An interview with Barbara Covarrubias Venegas, university lecturer and president of SIETAR Austria
What started your interest in intercultural issues?
My interest began when, as a student in Austria, I went to Chile for a semester. By then I’d already spent a year studying in Milan and a summer working in Barcelona, but somehow those experiences didn’t make me truly aware of culture difference. In Chile, though, the otherness was very clear, first of all because of Chilean Spanish. I spoke the Spanish of Spain fluently, but Chilean Spanish is almost a different language. That was a surprise. Then I fell in love with the Chilean people and after that with a Chilean man; we were married for ten years. So I lived in Chile, I worked in Chile, I was married to a Chilean—all these things made me dig deeply into the culture and work to understand what made it unique.

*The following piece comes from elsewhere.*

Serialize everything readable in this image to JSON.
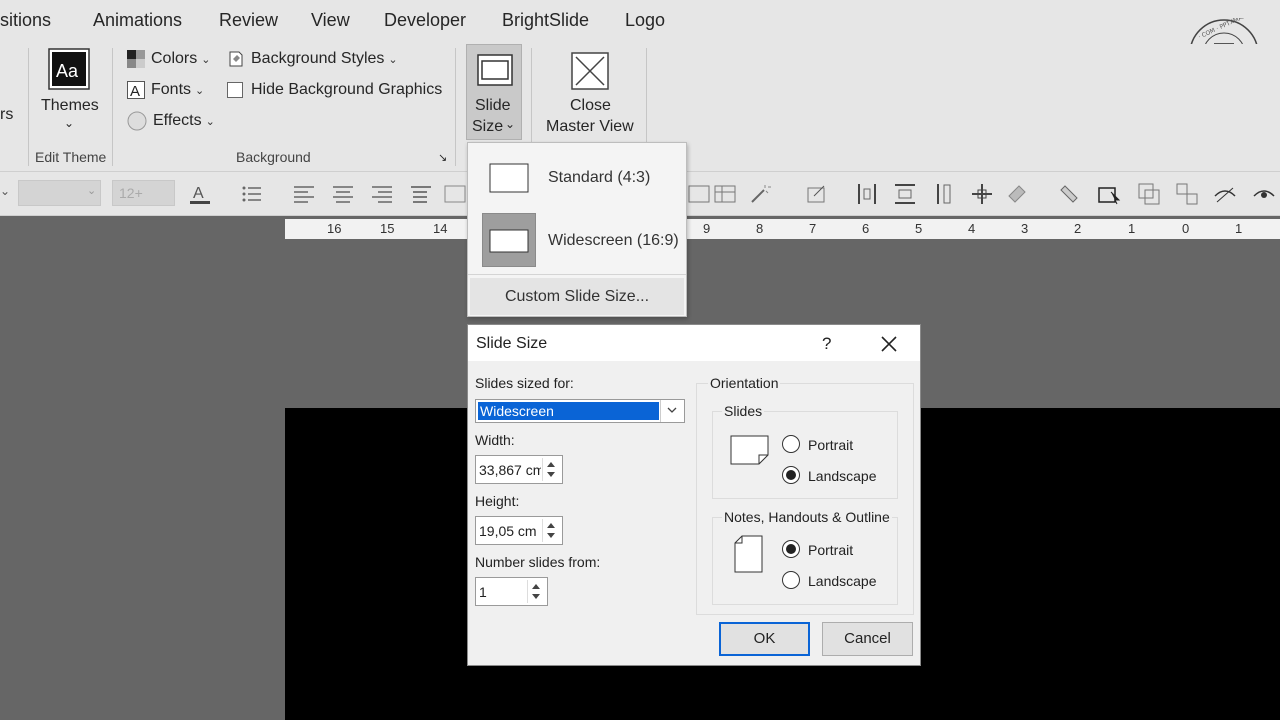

How did you get involved with SIETAR?
In 2007, before moving back to Chile, I taught human resources management and international marketing at a university in Austria, and I decided to attend SIETAR’s Europa Congress in Sofia. That made a big impression on me—I met so many people working in the intercultural field, all with such extraordinary international outreach. Then I returned to Chile, and when I came back in 2011, I went to a SIETAR Austria talk. It turned out the board members had all recently left the country. The only one left was the SIETAR president, and he was about to move to South Africa. After the talk he asked if anyone was interested in taking over, and I was! So two friends and I, we restructured SIETAR Austria.
As a university researcher and lecturer, how do you see the bridge between research and practice? What can interculturalists do concretely to improve the way we communicate and work together with researchers?
Connecting research to practice is very important to me. As a researcher, it’s my function to provide results that can be translated—broken down, you could say—so that they can be used by practitioners in the field. I write a lot of articles that are based on reliable and objective data, and I think it’s crucial that I present that work so that it’s accessible. I ‘translate’ it so that people in the field know what to do with it. That’s one of the ways all interculturalists, researchers and trainers, can exchange ideas and improve the ways we work together.
Your area of research is with the department for human resources and organisation at the Vienna University of Applied Sciences for Management and Communication. How do you view the role of HR in implementing strategies for the development of intercultural competence in organisations?
I think HR has a fundamental role in today’s organizations. It should be the driver, making sure that the CEO of a company, the whole leadership team, and all the employees are aware of their intercultural competencies and can develop them further. During recent years in Austria I’ve had many more requests for intercultural trainings and workshops, so I know the field is developing. But I also see that culture is usually included only as a side project, subordinate to other business strategies in organizational development or communications. Intercultural issues are rarely given as central a role in business as I believe they should be.
How do you see the profession of intercultural training evolving in your country in the next five-to-ten years? Any caveats for intercultural trainers?
Although the profession is developing, I personally don’t know of anyone in Austria who can make a living working exclusively as an intercultural trainer. People end up doing strategy or communications consulting and then adding on intercultural issues. Maybe this is true for Austria in particular. It could be because the country has been a bridge between East and West for so long that Austrians already deal with cultural differences better than most. Or maybe Austria is so small that there is less of a demand for these services.
Do you have an anecdote or a funny story about intercultural training or even something you experienced yourself?
A story I like to tell in trainings has to do with greeting. One of the first times I experienced deep differences in cultural ritual was when I moved to Italy and realized that, in Milan, people kiss each other first on the left cheek and then on the right, and they kiss much sooner in a relationship, sometimes even when first meeting someone. Whereas in Austria we kiss first right, then left and only after we know someone quite well.
So in Italy, as you can imagine, before I could internalize this pattern of starting a kiss on the left cheek, I would move to the left and so would the Italian, which meant I ended up kissing men and women I barely knew on the mouth! It took me quite a long time to make the necessary switch in my movements, which showed me how deep-seated ritual behavior is. Before we can even talk about differences in values, we have to acknowledge that there are some deeply internalized ways of behaving that are also an important part of culture.
Barbara Covarrubias Venegas (president and research contact point of SIETAR Austria, firstname.lastname@example.org) is a researcher and lecturer at the Institute for Human Resources and Organisation at the University of Applied Sciences for Management and Communication in Vienna, Austria. Barbara has worked and studied in Austria, Spain, Italy, Chile and Mexico. After working in different roles internationally and in Austria, Barbara specialized in trainings and coachings in the international context: e.g. expatriations, intercultural trainings, on-boarding workshops for expatriates. Her research interests are: New Ways of Working, Organisational Culture, Cultural Intelligence, Flexibility in Organisations, HR Roles & Competencies, International HR.